:: SOURCE MATERIAL
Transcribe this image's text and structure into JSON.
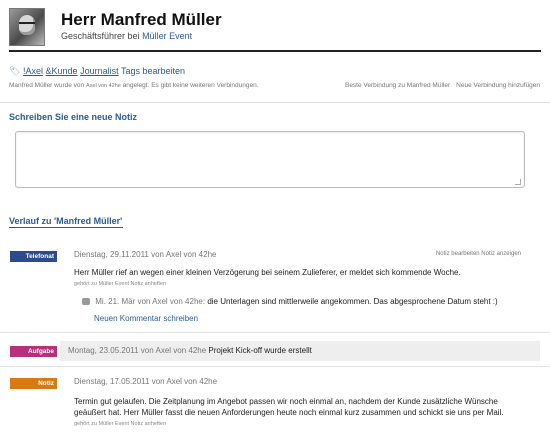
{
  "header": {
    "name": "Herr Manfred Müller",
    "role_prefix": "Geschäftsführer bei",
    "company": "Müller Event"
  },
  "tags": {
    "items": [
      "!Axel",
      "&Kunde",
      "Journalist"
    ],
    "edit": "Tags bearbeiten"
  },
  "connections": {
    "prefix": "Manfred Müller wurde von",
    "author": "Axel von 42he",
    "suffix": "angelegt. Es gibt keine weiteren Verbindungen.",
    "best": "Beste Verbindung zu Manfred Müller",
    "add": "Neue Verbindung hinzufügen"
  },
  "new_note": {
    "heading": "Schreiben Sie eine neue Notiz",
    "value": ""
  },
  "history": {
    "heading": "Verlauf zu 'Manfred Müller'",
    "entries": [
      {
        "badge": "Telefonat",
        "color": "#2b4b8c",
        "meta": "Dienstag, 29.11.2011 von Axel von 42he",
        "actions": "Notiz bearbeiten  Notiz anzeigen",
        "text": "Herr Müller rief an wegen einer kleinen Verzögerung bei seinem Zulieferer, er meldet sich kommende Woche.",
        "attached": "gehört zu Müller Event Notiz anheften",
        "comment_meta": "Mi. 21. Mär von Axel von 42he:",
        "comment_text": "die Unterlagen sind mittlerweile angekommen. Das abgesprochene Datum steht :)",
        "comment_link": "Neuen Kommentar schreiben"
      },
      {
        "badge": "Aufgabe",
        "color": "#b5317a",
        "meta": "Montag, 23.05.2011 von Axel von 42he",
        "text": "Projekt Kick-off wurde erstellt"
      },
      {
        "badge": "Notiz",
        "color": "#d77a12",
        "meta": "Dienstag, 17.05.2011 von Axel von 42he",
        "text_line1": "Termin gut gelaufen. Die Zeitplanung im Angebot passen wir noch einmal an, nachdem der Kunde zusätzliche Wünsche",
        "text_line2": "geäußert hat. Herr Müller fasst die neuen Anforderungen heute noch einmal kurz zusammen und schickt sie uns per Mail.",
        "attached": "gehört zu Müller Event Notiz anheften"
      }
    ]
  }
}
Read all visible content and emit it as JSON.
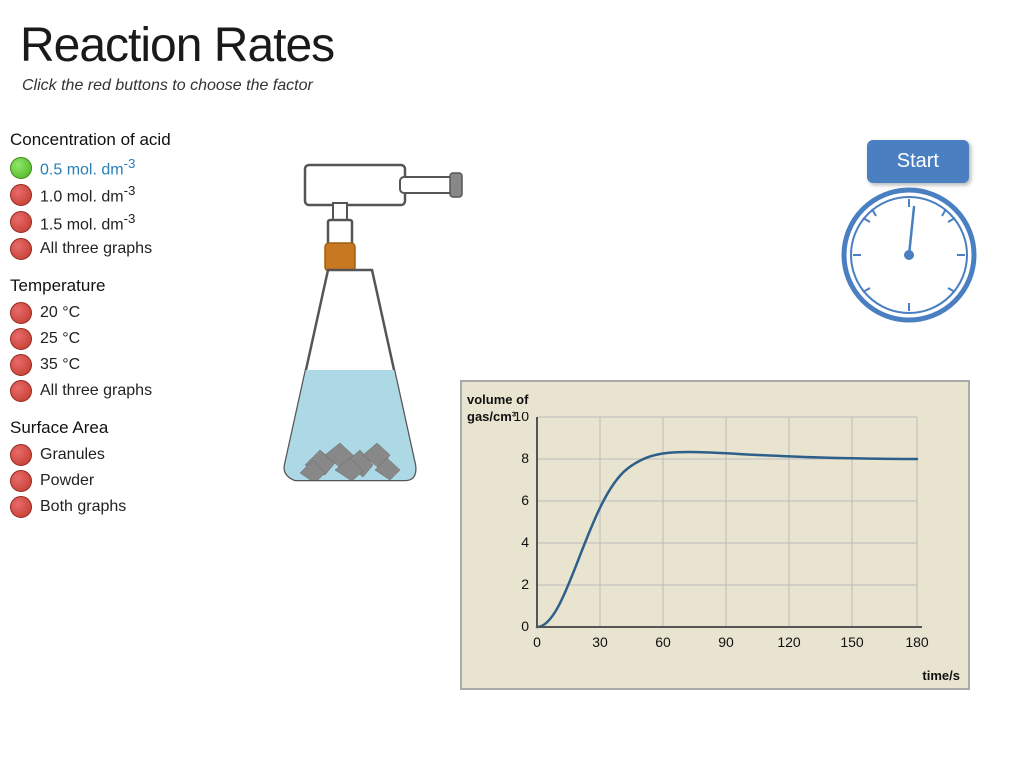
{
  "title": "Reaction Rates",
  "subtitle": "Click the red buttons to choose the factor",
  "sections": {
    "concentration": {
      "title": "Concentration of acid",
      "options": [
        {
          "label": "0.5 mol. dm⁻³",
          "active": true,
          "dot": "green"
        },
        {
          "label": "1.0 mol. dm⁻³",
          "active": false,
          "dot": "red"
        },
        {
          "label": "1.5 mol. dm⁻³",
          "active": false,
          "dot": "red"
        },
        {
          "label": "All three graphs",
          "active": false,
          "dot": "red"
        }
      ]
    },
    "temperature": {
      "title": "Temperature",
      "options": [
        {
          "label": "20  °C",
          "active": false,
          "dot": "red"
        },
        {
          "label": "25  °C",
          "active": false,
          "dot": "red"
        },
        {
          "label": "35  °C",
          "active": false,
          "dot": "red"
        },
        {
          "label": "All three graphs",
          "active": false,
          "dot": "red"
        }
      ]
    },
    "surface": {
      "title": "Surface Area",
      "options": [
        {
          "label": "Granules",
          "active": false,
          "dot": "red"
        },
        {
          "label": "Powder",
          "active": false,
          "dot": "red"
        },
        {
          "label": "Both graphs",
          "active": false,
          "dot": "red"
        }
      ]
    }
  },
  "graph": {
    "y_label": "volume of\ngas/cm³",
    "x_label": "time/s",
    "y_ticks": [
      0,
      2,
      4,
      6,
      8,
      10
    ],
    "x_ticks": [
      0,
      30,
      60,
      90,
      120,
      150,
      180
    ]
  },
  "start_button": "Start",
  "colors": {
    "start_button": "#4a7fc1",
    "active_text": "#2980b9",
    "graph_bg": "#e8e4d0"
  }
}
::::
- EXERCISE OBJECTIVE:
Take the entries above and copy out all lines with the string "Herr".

- ANSWER SPACE:
    "name": "Herr Manfred Müller",
        "text": "Herr Müller rief an wegen einer kleinen Verzögerung bei seinem Zulieferer, er meldet sich kommende Woche.",
        "text_line2": "geäußert hat. Herr Müller fasst die neuen Anforderungen heute noch einmal kurz zusammen und schickt sie uns per Mail.",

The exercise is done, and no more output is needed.